-- What you are asked to do --
All of the records listed below should be retyped exactly.

-- Page and application data records --

--------------------------------

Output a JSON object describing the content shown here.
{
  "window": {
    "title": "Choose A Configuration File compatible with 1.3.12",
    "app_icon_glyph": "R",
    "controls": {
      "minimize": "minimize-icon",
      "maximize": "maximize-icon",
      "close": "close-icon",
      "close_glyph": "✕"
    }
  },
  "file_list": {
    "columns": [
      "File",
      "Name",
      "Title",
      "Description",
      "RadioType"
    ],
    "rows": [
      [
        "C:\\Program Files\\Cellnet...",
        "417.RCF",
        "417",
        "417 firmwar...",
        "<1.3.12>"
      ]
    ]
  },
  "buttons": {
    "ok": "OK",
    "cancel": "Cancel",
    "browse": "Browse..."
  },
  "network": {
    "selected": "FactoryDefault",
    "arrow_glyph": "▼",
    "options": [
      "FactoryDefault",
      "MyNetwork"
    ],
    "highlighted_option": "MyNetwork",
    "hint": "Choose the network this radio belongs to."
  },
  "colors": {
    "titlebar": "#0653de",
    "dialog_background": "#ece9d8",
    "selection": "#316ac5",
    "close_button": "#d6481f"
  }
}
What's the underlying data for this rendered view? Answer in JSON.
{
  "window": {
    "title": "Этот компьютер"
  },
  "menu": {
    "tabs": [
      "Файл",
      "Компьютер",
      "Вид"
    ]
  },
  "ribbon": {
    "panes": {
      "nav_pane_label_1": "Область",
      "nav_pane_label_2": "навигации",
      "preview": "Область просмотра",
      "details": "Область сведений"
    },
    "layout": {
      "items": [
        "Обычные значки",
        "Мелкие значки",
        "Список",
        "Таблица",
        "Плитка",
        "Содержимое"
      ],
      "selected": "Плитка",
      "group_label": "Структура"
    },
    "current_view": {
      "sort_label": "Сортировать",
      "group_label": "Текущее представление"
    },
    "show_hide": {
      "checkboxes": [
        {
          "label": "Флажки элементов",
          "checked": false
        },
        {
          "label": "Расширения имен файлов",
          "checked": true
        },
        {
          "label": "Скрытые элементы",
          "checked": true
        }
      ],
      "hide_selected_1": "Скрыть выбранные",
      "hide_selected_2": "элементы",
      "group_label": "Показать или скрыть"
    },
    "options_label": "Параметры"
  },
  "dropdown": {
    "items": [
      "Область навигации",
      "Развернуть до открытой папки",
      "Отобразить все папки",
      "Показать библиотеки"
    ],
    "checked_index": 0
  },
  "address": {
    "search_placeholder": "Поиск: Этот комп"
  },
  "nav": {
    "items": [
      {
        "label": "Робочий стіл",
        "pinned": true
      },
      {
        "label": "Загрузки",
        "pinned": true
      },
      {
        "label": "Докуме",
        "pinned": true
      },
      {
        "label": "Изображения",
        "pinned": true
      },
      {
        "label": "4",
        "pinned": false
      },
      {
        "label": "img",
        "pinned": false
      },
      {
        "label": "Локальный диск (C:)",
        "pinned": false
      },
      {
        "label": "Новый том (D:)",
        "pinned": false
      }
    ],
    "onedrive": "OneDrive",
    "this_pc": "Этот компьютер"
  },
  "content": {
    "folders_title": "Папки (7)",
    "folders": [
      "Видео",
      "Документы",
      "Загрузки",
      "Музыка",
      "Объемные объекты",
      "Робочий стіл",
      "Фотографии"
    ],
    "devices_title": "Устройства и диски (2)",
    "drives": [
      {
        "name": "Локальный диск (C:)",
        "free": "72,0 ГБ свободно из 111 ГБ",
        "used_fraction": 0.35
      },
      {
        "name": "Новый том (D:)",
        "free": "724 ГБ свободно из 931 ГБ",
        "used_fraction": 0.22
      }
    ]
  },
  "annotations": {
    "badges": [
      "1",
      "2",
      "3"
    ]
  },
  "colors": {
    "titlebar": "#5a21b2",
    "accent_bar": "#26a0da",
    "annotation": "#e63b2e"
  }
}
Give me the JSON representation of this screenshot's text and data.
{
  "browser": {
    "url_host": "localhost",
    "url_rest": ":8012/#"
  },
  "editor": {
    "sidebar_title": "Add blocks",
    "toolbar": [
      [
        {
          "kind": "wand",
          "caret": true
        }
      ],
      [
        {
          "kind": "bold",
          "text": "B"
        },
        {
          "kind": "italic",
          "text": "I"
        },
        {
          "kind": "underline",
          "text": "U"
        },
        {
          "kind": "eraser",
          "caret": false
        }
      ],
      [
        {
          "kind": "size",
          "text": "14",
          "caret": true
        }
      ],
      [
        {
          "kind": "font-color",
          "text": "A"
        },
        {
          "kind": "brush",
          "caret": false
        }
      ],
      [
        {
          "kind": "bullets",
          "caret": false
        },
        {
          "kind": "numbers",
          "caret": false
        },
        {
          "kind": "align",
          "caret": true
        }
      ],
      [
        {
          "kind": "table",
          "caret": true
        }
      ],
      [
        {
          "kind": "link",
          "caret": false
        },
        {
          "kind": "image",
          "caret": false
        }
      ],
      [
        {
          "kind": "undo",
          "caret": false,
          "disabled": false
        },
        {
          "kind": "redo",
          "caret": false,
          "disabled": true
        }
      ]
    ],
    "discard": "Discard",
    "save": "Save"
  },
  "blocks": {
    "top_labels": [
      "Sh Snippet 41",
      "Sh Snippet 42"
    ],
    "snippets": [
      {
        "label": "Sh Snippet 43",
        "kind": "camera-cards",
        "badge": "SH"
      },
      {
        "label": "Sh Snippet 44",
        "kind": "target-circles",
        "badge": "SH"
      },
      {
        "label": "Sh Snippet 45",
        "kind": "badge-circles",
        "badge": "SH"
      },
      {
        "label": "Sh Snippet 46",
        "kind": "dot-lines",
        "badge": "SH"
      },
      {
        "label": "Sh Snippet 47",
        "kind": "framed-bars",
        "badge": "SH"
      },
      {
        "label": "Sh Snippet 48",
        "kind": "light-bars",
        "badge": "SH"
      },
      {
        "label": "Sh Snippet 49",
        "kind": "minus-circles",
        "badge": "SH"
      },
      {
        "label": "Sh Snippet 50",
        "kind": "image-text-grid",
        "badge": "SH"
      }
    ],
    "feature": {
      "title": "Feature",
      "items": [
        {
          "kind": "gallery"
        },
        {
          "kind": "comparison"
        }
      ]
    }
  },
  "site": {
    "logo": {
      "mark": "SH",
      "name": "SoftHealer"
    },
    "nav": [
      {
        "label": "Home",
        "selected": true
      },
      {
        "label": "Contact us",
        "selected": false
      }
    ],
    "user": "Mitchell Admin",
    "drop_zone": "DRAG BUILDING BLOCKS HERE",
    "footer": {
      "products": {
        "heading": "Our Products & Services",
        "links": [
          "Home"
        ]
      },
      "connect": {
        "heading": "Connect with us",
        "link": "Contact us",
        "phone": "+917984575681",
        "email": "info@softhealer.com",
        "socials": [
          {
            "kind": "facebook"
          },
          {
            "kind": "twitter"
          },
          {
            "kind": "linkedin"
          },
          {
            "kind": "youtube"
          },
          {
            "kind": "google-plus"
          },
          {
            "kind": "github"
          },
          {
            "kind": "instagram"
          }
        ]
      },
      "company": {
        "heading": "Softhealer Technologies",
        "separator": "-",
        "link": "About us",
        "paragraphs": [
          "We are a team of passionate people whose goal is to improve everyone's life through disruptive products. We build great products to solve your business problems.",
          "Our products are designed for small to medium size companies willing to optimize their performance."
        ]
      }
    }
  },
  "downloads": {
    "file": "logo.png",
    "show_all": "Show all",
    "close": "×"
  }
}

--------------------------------

-- Output for this exercise --
Output a JSON object describing the content shown here.
{
  "window": {
    "title": "Choose A Configuration File compatible with 1.3.12",
    "app_icon_glyph": "R",
    "controls": {
      "minimize": "minimize-icon",
      "maximize": "maximize-icon",
      "close": "close-icon",
      "close_glyph": "✕"
    }
  },
  "file_list": {
    "columns": [
      "File",
      "Name",
      "Title",
      "Description",
      "RadioType"
    ],
    "rows": [
      [
        "C:\\Program Files\\Cellnet...",
        "417.RCF",
        "417",
        "417 firmwar...",
        "<1.3.12>"
      ]
    ]
  },
  "buttons": {
    "ok": "OK",
    "cancel": "Cancel",
    "browse": "Browse..."
  },
  "network": {
    "selected": "FactoryDefault",
    "arrow_glyph": "▼",
    "options": [
      "FactoryDefault",
      "MyNetwork"
    ],
    "highlighted_option": "MyNetwork",
    "hint": "Choose the network this radio belongs to."
  },
  "colors": {
    "titlebar": "#0653de",
    "dialog_background": "#ece9d8",
    "selection": "#316ac5",
    "close_button": "#d6481f"
  }
}
What's the underlying data for this rendered view? Answer in JSON.
{
  "window": {
    "title": "Этот компьютер"
  },
  "menu": {
    "tabs": [
      "Файл",
      "Компьютер",
      "Вид"
    ]
  },
  "ribbon": {
    "panes": {
      "nav_pane_label_1": "Область",
      "nav_pane_label_2": "навигации",
      "preview": "Область просмотра",
      "details": "Область сведений"
    },
    "layout": {
      "items": [
        "Обычные значки",
        "Мелкие значки",
        "Список",
        "Таблица",
        "Плитка",
        "Содержимое"
      ],
      "selected": "Плитка",
      "group_label": "Структура"
    },
    "current_view": {
      "sort_label": "Сортировать",
      "group_label": "Текущее представление"
    },
    "show_hide": {
      "checkboxes": [
        {
          "label": "Флажки элементов",
          "checked": false
        },
        {
          "label": "Расширения имен файлов",
          "checked": true
        },
        {
          "label": "Скрытые элементы",
          "checked": true
        }
      ],
      "hide_selected_1": "Скрыть выбранные",
      "hide_selected_2": "элементы",
      "group_label": "Показать или скрыть"
    },
    "options_label": "Параметры"
  },
  "dropdown": {
    "items": [
      "Область навигации",
      "Развернуть до открытой папки",
      "Отобразить все папки",
      "Показать библиотеки"
    ],
    "checked_index": 0
  },
  "address": {
    "search_placeholder": "Поиск: Этот комп"
  },
  "nav": {
    "items": [
      {
        "label": "Робочий стіл",
        "pinned": true
      },
      {
        "label": "Загрузки",
        "pinned": true
      },
      {
        "label": "Докуме",
        "pinned": true
      },
      {
        "label": "Изображения",
        "pinned": true
      },
      {
        "label": "4",
        "pinned": false
      },
      {
        "label": "img",
        "pinned": false
      },
      {
        "label": "Локальный диск (C:)",
        "pinned": false
      },
      {
        "label": "Новый том (D:)",
        "pinned": false
      }
    ],
    "onedrive": "OneDrive",
    "this_pc": "Этот компьютер"
  },
  "content": {
    "folders_title": "Папки (7)",
    "folders": [
      "Видео",
      "Документы",
      "Загрузки",
      "Музыка",
      "Объемные объекты",
      "Робочий стіл",
      "Фотографии"
    ],
    "devices_title": "Устройства и диски (2)",
    "drives": [
      {
        "name": "Локальный диск (C:)",
        "free": "72,0 ГБ свободно из 111 ГБ",
        "used_fraction": 0.35
      },
      {
        "name": "Новый том (D:)",
        "free": "724 ГБ свободно из 931 ГБ",
        "used_fraction": 0.22
      }
    ]
  },
  "annotations": {
    "badges": [
      "1",
      "2",
      "3"
    ]
  },
  "colors": {
    "titlebar": "#5a21b2",
    "accent_bar": "#26a0da",
    "annotation": "#e63b2e"
  }
}
Give me the JSON representation of this screenshot's text and data.
{
  "browser": {
    "url_host": "localhost",
    "url_rest": ":8012/#"
  },
  "editor": {
    "sidebar_title": "Add blocks",
    "toolbar": [
      [
        {
          "kind": "wand",
          "caret": true
        }
      ],
      [
        {
          "kind": "bold",
          "text": "B"
        },
        {
          "kind": "italic",
          "text": "I"
        },
        {
          "kind": "underline",
          "text": "U"
        },
        {
          "kind": "eraser",
          "caret": false
        }
      ],
      [
        {
          "kind": "size",
          "text": "14",
          "caret": true
        }
      ],
      [
        {
          "kind": "font-color",
          "text": "A"
        },
        {
          "kind": "brush",
          "caret": false
        }
      ],
      [
        {
          "kind": "bullets",
          "caret": false
        },
        {
          "kind": "numbers",
          "caret": false
        },
        {
          "kind": "align",
          "caret": true
        }
      ],
      [
        {
          "kind": "table",
          "caret": true
        }
      ],
      [
        {
          "kind": "link",
          "caret": false
        },
        {
          "kind": "image",
          "caret": false
        }
      ],
      [
        {
          "kind": "undo",
          "caret": false,
          "disabled": false
        },
        {
          "kind": "redo",
          "caret": false,
          "disabled": true
        }
      ]
    ],
    "discard": "Discard",
    "save": "Save"
  },
  "blocks": {
    "top_labels": [
      "Sh Snippet 41",
      "Sh Snippet 42"
    ],
    "snippets": [
      {
        "label": "Sh Snippet 43",
        "kind": "camera-cards",
        "badge": "SH"
      },
      {
        "label": "Sh Snippet 44",
        "kind": "target-circles",
        "badge": "SH"
      },
      {
        "label": "Sh Snippet 45",
        "kind": "badge-circles",
        "badge": "SH"
      },
      {
        "label": "Sh Snippet 46",
        "kind": "dot-lines",
        "badge": "SH"
      },
      {
        "label": "Sh Snippet 47",
        "kind": "framed-bars",
        "badge": "SH"
      },
      {
        "label": "Sh Snippet 48",
        "kind": "light-bars",
        "badge": "SH"
      },
      {
        "label": "Sh Snippet 49",
        "kind": "minus-circles",
        "badge": "SH"
      },
      {
        "label": "Sh Snippet 50",
        "kind": "image-text-grid",
        "badge": "SH"
      }
    ],
    "feature": {
      "title": "Feature",
      "items": [
        {
          "kind": "gallery"
        },
        {
          "kind": "comparison"
        }
      ]
    }
  },
  "site": {
    "logo": {
      "mark": "SH",
      "name": "SoftHealer"
    },
    "nav": [
      {
        "label": "Home",
        "selected": true
      },
      {
        "label": "Contact us",
        "selected": false
      }
    ],
    "user": "Mitchell Admin",
    "drop_zone": "DRAG BUILDING BLOCKS HERE",
    "footer": {
      "products": {
        "heading": "Our Products & Services",
        "links": [
          "Home"
        ]
      },
      "connect": {
        "heading": "Connect with us",
        "link": "Contact us",
        "phone": "+917984575681",
        "email": "info@softhealer.com",
        "socials": [
          {
            "kind": "facebook"
          },
          {
            "kind": "twitter"
          },
          {
            "kind": "linkedin"
          },
          {
            "kind": "youtube"
          },
          {
            "kind": "google-plus"
          },
          {
            "kind": "github"
          },
          {
            "kind": "instagram"
          }
        ]
      },
      "company": {
        "heading": "Softhealer Technologies",
        "separator": "-",
        "link": "About us",
        "paragraphs": [
          "We are a team of passionate people whose goal is to improve everyone's life through disruptive products. We build great products to solve your business problems.",
          "Our products are designed for small to medium size companies willing to optimize their performance."
        ]
      }
    }
  },
  "downloads": {
    "file": "logo.png",
    "show_all": "Show all",
    "close": "×"
  }
}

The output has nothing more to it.